Make no mistake, this isn’t just an anthology that you can read at will; nor should you read each story in its entirety, in order. The book is laid out for a reason, and that reason is the story is so layered that it challenges the reader to make the connections and reinforce them throughout each story. Better still, each entry is written with a different framing device and writing style. We go from a journal written in older English to a first person recollection of one’s life written in a tribal future dialect, with each story evolving in linguistic style as well as narrative style.

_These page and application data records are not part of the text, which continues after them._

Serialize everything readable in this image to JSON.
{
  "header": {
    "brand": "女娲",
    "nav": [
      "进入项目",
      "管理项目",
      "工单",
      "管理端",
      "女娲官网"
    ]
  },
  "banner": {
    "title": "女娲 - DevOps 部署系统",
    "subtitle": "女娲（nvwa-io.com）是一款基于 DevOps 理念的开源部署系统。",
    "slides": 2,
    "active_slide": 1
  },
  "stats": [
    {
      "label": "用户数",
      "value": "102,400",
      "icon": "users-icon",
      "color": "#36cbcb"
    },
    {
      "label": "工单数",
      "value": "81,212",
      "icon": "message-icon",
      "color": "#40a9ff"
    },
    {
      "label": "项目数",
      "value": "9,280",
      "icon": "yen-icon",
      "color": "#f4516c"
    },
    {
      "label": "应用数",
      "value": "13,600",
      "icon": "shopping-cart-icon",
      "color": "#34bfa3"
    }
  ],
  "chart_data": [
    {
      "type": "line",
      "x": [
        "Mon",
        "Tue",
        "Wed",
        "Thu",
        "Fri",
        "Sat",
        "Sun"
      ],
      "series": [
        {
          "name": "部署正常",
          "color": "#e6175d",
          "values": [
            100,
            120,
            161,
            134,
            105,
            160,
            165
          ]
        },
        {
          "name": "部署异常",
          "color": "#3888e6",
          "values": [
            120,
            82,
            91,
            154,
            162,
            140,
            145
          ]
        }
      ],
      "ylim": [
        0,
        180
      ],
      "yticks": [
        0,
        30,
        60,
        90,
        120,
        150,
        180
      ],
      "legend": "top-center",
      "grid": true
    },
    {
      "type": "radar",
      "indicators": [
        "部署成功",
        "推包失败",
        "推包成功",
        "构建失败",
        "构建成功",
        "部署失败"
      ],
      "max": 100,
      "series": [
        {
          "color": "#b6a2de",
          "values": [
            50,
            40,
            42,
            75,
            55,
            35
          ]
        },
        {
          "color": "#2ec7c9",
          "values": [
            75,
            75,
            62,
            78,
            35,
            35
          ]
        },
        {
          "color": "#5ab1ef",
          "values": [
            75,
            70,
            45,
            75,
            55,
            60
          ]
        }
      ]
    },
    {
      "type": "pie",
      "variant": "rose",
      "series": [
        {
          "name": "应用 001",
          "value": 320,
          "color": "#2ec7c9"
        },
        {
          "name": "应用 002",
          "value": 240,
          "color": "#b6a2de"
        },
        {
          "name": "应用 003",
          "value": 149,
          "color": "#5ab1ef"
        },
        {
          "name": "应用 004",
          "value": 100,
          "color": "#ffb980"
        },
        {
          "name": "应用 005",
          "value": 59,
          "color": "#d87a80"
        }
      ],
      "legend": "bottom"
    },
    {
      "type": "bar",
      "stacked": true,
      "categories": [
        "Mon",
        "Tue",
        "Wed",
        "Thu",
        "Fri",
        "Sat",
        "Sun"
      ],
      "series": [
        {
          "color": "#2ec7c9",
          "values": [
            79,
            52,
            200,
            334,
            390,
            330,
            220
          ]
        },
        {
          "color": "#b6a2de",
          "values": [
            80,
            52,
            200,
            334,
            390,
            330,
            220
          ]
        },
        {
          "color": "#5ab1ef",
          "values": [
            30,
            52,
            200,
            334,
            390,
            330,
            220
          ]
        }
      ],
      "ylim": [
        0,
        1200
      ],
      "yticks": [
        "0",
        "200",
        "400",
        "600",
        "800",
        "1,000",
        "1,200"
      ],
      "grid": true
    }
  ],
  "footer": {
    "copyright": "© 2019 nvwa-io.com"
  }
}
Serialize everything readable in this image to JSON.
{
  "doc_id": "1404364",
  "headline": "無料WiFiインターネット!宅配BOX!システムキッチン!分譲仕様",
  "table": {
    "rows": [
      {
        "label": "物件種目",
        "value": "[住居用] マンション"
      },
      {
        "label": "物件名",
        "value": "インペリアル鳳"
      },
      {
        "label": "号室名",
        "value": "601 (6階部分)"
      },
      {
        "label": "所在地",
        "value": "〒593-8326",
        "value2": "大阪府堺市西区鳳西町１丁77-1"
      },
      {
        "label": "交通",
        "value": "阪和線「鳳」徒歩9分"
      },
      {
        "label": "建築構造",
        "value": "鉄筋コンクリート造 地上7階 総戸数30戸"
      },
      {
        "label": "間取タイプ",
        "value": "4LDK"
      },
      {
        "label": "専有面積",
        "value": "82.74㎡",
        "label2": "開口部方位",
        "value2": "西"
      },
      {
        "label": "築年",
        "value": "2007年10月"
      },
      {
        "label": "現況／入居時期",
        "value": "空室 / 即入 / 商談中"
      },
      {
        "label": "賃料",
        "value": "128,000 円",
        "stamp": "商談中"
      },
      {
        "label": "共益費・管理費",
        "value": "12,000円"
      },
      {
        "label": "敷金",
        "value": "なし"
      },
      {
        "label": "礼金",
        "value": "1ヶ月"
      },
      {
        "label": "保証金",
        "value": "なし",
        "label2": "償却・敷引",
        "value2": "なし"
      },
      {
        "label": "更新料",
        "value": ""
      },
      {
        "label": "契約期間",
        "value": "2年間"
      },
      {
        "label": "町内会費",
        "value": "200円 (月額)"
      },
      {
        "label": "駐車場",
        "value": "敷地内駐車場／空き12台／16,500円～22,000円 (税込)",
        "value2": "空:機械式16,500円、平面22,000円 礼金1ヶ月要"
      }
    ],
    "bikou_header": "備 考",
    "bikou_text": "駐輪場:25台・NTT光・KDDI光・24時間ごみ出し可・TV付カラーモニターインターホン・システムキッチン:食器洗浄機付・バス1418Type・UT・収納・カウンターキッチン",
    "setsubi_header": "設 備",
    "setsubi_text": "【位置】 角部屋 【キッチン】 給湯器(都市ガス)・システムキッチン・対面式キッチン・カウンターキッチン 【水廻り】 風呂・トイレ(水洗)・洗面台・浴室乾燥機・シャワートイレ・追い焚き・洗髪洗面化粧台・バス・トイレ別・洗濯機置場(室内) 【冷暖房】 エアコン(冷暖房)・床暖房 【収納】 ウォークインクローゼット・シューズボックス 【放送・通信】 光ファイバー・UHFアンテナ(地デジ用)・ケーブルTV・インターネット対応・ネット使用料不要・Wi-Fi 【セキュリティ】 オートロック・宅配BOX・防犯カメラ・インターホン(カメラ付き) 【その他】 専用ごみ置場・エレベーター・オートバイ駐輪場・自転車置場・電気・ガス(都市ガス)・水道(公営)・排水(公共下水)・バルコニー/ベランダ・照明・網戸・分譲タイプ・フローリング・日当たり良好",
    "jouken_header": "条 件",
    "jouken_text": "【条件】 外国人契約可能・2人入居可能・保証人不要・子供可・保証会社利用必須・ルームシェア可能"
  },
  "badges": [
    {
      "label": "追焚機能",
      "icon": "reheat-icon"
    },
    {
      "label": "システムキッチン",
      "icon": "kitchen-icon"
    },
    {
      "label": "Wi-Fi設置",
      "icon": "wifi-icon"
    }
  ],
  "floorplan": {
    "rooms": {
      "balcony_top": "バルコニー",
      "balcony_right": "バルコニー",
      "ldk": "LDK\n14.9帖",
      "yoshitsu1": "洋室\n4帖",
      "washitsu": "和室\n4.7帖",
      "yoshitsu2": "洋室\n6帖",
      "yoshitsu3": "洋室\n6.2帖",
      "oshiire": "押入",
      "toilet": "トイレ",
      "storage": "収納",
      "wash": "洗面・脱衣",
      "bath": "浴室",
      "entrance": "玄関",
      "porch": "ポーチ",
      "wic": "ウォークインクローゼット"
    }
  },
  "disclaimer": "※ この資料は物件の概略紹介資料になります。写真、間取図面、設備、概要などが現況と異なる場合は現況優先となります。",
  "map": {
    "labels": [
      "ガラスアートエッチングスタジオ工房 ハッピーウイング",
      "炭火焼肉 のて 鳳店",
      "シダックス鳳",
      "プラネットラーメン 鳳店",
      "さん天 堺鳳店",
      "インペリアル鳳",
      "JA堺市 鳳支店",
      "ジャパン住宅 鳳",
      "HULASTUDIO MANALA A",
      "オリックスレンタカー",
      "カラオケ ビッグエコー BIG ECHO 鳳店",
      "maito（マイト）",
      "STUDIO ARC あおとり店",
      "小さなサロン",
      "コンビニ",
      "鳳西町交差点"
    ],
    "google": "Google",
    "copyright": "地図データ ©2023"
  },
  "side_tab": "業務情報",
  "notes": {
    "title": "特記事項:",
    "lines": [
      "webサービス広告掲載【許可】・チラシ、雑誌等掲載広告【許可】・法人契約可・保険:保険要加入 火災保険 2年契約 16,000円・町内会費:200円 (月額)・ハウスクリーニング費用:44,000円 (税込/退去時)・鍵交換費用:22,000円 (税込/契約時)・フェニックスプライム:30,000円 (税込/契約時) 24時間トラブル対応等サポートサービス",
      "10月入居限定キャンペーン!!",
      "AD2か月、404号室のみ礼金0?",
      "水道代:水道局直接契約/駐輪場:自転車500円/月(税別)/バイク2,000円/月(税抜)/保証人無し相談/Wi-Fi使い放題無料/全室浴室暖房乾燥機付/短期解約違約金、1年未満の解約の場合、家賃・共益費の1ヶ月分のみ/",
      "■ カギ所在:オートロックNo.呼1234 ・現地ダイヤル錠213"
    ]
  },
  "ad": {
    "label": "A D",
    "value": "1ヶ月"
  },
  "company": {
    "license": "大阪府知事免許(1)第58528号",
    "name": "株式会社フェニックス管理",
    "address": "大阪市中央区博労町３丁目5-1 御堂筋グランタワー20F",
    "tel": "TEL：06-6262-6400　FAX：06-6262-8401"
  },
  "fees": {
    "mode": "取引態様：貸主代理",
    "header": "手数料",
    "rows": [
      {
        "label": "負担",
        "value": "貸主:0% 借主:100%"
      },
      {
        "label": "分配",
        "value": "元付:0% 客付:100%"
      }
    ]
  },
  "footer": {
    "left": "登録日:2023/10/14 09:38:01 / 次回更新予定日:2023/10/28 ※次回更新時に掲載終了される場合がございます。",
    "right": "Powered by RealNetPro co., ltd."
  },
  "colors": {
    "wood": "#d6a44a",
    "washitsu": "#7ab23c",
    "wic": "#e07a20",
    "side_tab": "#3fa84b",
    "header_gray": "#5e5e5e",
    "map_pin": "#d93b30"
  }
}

With those flourishes in style though, we’re treated to the same overarching themes of reincarnation and power struggles. A comet shaped birthmark heralds one soul’s journey through three of our stories, with each story posing the same central conflict: the underdog versus those in power. Through each of these stories, dominance is possessed, challenged, and both lost or gained on a whim. All the while, the protagonists of these stories aren’t the stock vessel that an audience member is expected to put themselves into. Instead, they are the little guy…the character under the boot heel of whatever power may reign. They aren’t intrepid heroes or heroines who are perfect and inspire us to be like them, they’re just normal people who somehow got wrapped up in rather interesting circumstances. These characters aren’t wish fulfillment paradigms that have all the money and all the power, they’re the David that fights said Goliath when something is wrong.Overall, the book is fantastic, with it being hard to even dare to pick a favorite story. Imagine reading one unified storyline through different eras, perspectives, and genres that somehow made sense as a cohesive whole. Then read Cloud Atlas and tell me how much different it is from your expectations. It’s a book that demands an audience, as well as demands to be taught in English Literature/Linguistics classes alike.
Next Time: The Casual Vacancy by J.K. Rowling